EXERCISE OBJECTIVE. Wherever the string "title" appears in the records, return the line that holds it.
------ SUPPLIED DATA ------
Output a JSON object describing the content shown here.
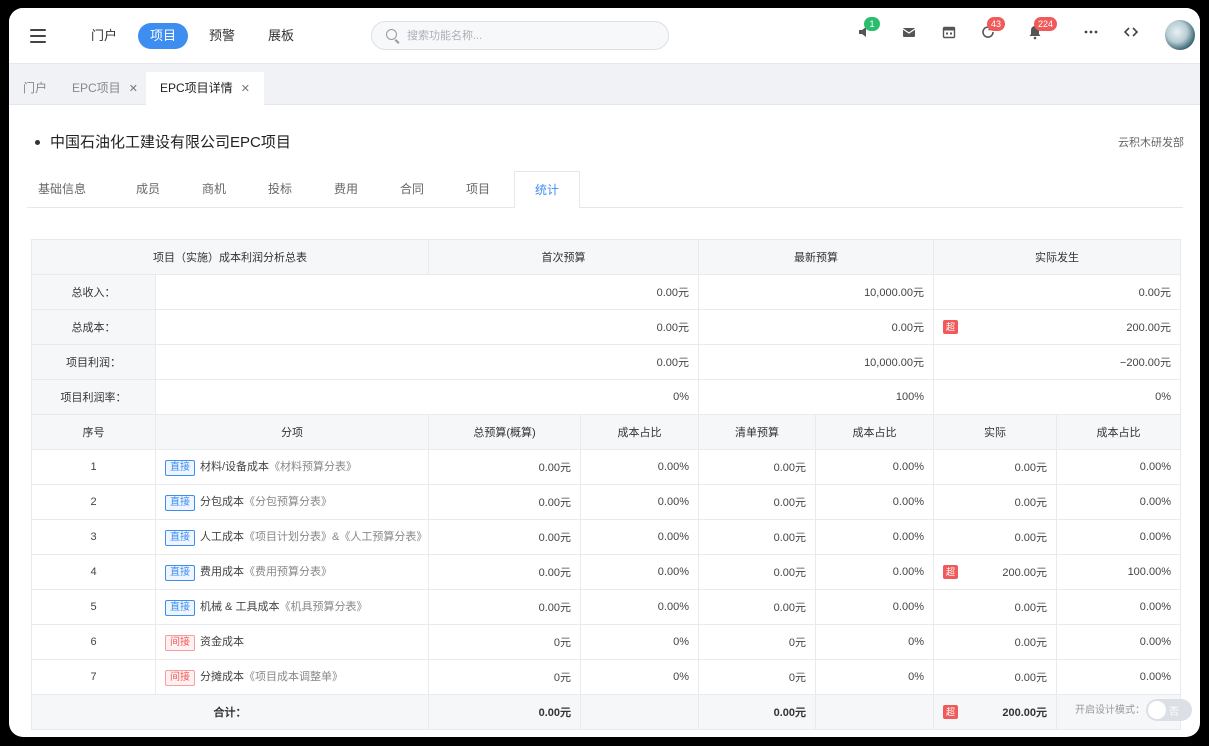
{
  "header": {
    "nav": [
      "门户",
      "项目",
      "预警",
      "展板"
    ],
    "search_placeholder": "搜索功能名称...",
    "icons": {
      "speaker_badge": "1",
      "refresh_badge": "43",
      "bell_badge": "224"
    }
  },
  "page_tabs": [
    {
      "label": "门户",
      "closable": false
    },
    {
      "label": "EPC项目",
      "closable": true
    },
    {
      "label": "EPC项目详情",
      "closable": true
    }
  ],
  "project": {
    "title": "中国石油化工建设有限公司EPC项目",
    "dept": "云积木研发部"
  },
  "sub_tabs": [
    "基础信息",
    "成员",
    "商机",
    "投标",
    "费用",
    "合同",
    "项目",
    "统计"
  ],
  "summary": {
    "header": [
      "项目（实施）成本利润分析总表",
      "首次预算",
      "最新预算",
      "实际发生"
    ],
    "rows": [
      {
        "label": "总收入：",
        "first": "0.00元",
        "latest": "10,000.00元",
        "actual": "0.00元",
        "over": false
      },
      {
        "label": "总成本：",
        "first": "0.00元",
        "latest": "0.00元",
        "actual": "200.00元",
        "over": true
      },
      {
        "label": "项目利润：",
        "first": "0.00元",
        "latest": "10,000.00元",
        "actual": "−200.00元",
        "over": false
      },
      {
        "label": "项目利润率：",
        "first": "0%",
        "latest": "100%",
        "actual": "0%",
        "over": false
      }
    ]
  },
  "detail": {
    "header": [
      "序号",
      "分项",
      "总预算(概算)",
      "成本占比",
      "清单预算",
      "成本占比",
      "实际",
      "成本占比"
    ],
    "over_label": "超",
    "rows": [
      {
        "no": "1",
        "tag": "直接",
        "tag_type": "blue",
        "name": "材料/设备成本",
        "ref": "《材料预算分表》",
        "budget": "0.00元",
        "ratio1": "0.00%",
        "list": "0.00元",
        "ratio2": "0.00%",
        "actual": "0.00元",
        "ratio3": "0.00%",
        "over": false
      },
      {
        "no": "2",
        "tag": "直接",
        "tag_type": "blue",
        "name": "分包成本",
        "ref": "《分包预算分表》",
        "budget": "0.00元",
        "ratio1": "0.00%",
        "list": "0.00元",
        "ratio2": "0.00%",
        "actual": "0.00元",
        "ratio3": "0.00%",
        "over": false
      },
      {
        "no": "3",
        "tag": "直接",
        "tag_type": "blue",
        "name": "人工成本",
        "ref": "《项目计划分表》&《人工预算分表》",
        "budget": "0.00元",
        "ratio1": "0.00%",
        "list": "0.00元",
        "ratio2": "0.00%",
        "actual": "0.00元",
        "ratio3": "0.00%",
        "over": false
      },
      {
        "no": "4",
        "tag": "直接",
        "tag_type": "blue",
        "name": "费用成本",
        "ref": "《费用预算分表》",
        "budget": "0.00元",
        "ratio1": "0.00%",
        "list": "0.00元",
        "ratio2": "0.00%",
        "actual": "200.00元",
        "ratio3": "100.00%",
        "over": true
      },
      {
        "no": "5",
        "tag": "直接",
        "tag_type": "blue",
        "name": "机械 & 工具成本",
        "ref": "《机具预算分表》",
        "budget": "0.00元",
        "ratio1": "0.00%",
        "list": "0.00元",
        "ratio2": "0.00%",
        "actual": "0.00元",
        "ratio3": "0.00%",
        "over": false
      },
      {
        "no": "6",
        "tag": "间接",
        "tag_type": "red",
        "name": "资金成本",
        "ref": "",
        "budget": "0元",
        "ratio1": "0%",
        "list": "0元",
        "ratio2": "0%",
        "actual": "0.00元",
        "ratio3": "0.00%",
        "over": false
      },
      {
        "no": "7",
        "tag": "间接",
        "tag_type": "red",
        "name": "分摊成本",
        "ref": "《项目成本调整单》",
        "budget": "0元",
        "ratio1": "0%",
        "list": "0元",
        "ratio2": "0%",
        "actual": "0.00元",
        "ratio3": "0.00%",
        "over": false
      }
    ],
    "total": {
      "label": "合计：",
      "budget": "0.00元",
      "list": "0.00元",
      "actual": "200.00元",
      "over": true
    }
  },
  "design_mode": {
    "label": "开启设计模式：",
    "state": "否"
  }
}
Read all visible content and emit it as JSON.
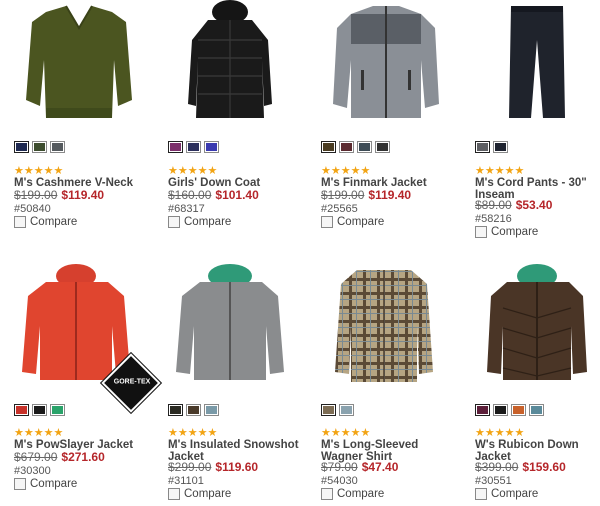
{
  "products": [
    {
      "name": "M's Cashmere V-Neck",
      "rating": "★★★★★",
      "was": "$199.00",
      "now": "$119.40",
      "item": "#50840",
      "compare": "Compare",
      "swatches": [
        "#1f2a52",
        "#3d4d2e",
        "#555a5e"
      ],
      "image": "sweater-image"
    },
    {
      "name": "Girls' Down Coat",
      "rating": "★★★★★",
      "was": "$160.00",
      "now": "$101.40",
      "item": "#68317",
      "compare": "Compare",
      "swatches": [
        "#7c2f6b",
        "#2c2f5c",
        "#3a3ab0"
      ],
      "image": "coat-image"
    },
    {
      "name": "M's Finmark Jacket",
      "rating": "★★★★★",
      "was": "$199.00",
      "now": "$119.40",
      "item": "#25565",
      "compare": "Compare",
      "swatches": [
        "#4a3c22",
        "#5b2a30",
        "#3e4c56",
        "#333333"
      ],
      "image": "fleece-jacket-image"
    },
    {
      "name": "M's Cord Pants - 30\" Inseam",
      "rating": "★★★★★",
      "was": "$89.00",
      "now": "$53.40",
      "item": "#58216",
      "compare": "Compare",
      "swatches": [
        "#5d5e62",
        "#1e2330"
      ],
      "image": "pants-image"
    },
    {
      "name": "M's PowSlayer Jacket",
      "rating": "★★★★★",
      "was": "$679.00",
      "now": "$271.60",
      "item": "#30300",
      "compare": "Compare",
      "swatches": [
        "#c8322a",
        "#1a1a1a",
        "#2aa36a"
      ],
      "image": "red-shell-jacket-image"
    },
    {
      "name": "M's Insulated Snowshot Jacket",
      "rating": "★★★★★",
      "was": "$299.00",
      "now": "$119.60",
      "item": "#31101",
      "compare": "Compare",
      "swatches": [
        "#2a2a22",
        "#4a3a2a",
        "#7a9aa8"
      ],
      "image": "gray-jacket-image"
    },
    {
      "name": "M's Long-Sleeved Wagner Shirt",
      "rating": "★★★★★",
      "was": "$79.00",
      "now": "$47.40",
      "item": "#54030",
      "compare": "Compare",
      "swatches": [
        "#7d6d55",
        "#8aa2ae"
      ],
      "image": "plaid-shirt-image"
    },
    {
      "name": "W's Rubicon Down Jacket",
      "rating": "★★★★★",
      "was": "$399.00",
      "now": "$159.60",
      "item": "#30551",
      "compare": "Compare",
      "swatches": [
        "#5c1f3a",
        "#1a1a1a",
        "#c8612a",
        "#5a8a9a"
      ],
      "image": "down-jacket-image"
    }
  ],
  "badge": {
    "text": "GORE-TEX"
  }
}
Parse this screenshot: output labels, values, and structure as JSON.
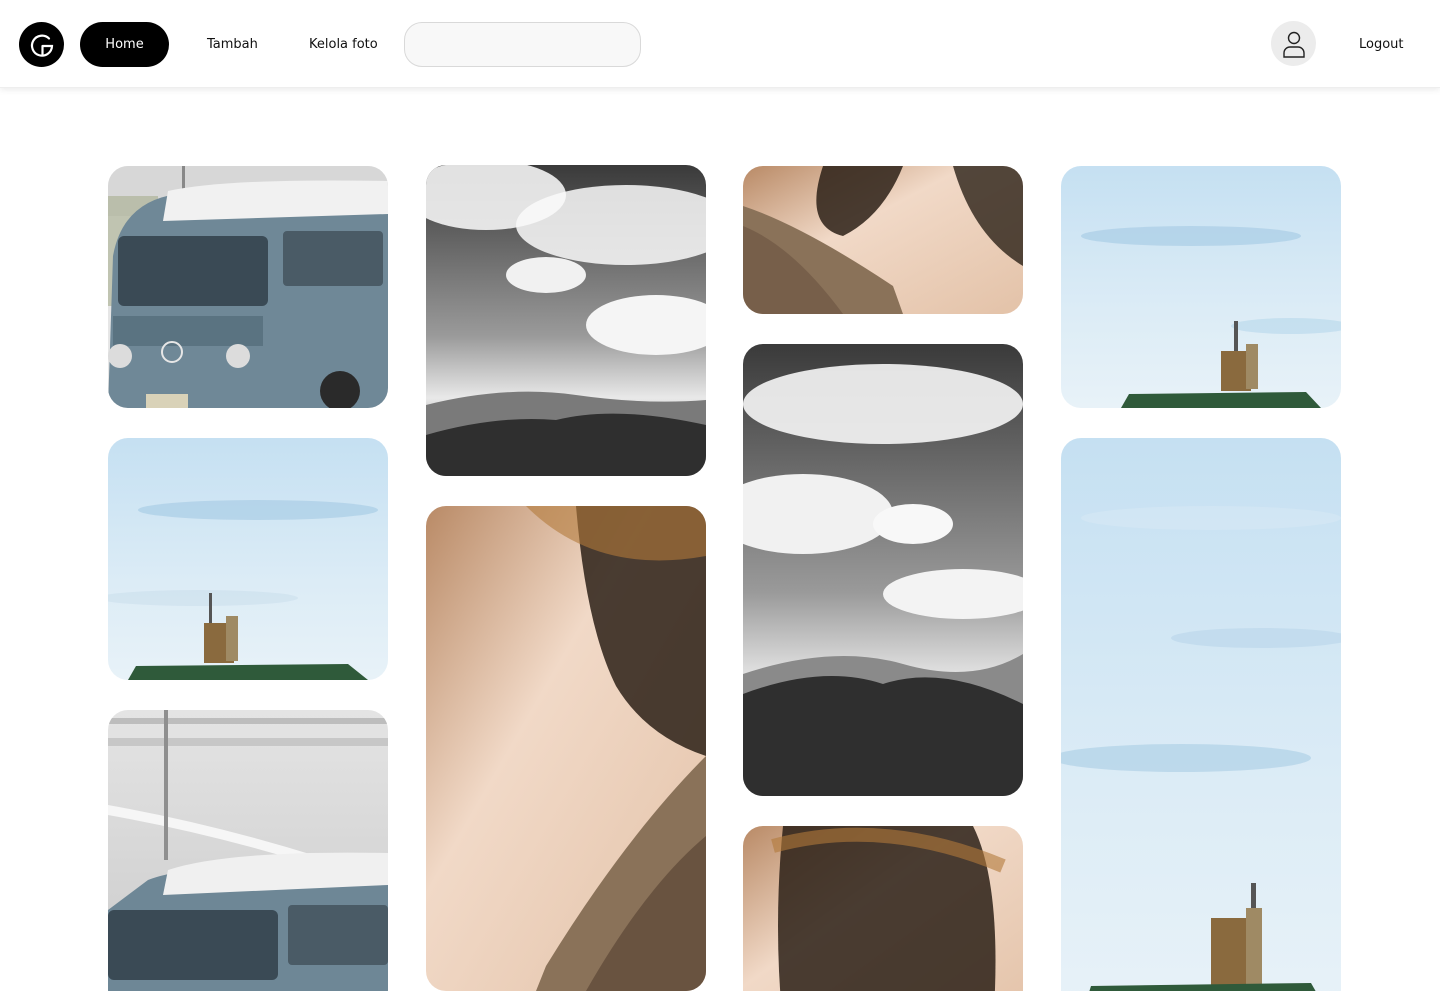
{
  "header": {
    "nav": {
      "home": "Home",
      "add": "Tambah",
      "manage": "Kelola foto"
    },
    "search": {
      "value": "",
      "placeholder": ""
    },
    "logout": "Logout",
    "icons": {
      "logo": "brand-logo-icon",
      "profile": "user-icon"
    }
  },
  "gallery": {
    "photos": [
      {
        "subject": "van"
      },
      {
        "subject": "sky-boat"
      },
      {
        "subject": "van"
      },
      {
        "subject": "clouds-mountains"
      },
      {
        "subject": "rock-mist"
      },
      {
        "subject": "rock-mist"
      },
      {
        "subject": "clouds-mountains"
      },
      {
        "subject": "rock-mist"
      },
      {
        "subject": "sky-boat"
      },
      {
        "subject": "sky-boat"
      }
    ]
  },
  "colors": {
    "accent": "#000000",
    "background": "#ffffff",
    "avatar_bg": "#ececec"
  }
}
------
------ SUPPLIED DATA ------
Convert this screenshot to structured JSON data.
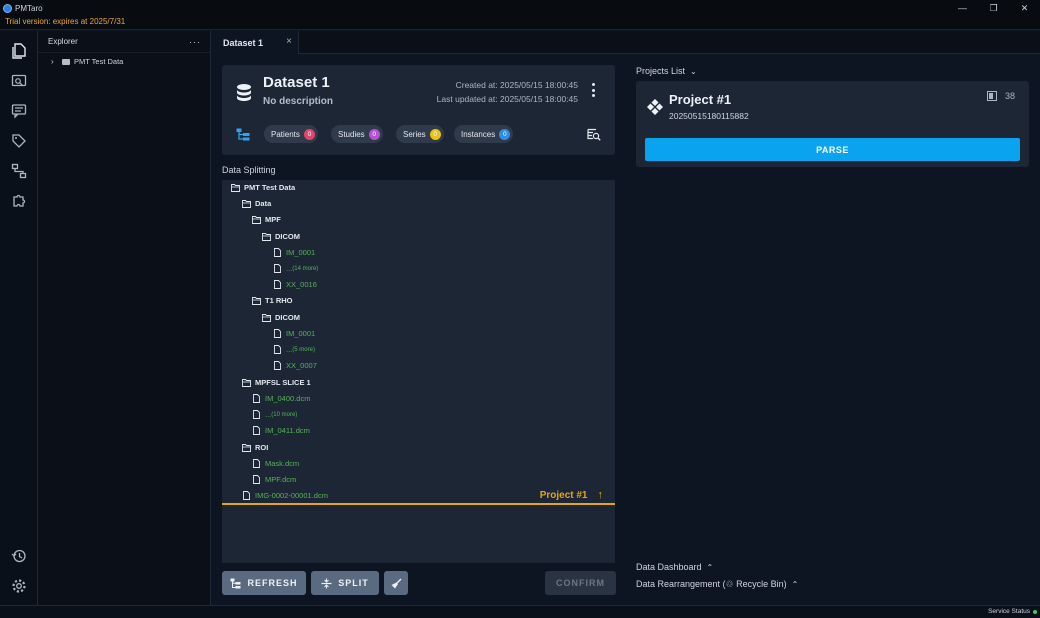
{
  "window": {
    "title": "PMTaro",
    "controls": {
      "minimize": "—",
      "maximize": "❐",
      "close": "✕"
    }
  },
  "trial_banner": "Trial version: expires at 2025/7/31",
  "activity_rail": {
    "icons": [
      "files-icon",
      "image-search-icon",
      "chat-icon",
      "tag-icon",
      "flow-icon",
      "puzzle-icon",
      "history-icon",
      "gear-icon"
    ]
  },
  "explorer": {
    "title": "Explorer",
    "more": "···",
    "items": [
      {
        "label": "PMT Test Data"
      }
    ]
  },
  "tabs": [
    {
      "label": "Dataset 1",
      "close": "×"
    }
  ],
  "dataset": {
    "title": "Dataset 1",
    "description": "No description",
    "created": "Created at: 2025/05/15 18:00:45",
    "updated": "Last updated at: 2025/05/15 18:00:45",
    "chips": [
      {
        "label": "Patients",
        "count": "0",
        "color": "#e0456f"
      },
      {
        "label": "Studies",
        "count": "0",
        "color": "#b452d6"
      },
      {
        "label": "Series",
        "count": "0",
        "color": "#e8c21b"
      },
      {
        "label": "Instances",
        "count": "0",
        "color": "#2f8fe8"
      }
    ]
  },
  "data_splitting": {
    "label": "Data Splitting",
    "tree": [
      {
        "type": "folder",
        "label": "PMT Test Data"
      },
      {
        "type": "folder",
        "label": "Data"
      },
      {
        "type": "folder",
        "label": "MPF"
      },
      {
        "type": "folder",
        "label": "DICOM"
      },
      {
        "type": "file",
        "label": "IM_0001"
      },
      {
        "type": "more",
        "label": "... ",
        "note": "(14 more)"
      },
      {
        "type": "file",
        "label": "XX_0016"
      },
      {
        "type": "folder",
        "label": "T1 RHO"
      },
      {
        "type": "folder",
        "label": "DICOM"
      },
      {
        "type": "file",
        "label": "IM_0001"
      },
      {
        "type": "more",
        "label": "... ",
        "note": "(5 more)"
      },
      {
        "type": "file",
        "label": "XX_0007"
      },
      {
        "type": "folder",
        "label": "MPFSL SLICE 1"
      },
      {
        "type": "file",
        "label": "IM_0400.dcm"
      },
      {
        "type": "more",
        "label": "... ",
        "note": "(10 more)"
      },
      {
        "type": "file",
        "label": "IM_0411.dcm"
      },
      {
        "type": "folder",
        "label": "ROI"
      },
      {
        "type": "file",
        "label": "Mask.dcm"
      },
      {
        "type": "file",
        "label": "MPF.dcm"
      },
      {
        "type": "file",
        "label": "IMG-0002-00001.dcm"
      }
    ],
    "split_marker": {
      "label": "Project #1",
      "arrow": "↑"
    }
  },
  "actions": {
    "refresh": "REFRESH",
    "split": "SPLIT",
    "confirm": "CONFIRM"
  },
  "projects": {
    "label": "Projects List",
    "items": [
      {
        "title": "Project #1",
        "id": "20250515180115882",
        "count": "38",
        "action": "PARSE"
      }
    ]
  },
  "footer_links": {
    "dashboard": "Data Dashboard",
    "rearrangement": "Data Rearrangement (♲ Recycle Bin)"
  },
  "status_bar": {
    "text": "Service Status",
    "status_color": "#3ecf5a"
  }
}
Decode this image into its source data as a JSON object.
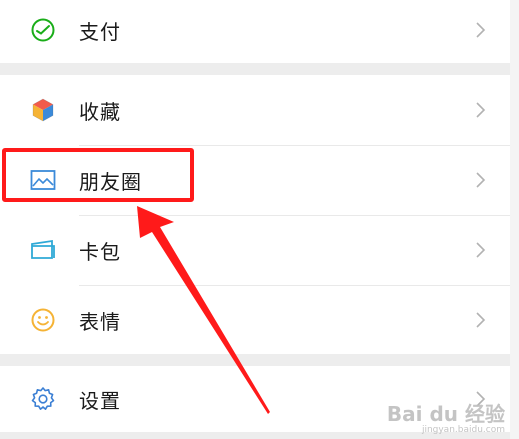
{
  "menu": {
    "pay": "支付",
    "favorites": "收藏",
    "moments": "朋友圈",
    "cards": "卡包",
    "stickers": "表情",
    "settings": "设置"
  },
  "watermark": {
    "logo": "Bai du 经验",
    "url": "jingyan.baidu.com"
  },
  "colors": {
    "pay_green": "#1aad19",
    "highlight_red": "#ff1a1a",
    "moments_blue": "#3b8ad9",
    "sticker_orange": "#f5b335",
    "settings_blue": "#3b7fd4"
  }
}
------
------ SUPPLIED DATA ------
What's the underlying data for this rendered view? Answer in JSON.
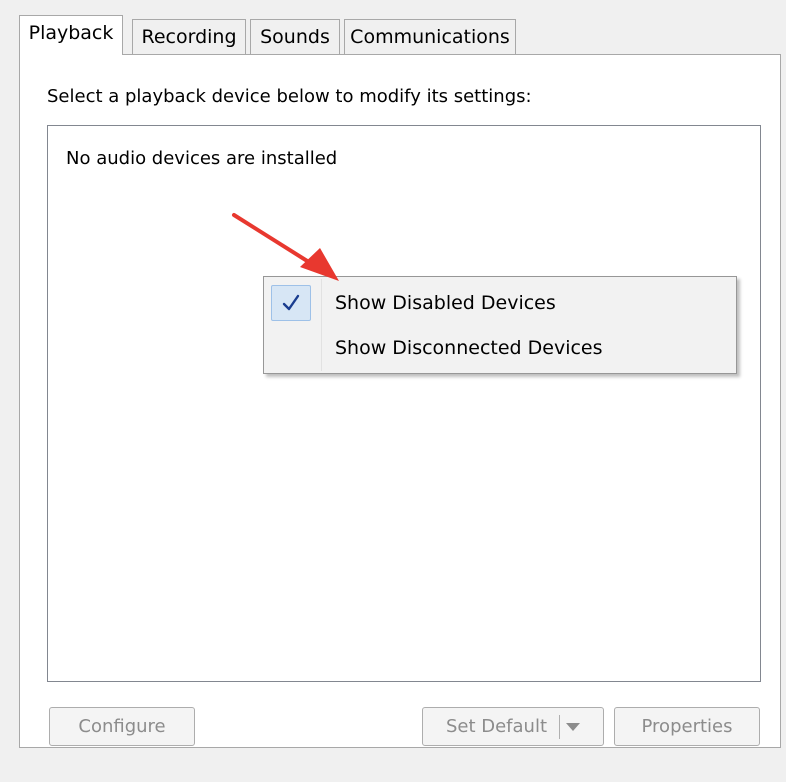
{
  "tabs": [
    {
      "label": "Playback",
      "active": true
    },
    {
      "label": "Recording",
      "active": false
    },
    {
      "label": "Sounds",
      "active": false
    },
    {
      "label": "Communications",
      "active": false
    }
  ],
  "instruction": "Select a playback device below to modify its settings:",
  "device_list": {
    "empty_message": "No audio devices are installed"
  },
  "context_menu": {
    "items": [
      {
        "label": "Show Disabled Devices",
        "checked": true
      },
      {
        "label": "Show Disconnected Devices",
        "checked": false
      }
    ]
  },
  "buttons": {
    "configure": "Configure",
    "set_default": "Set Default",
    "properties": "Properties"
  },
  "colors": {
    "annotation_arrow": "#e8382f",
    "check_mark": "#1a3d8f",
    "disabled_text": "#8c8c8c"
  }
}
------
EXERCISE RESULT.
    "title": "中国石油化工建设有限公司EPC项目",
    "title": "PMTaro",
    "title": "Explorer",
    "title": "Dataset 1",
        "title": "Project #1",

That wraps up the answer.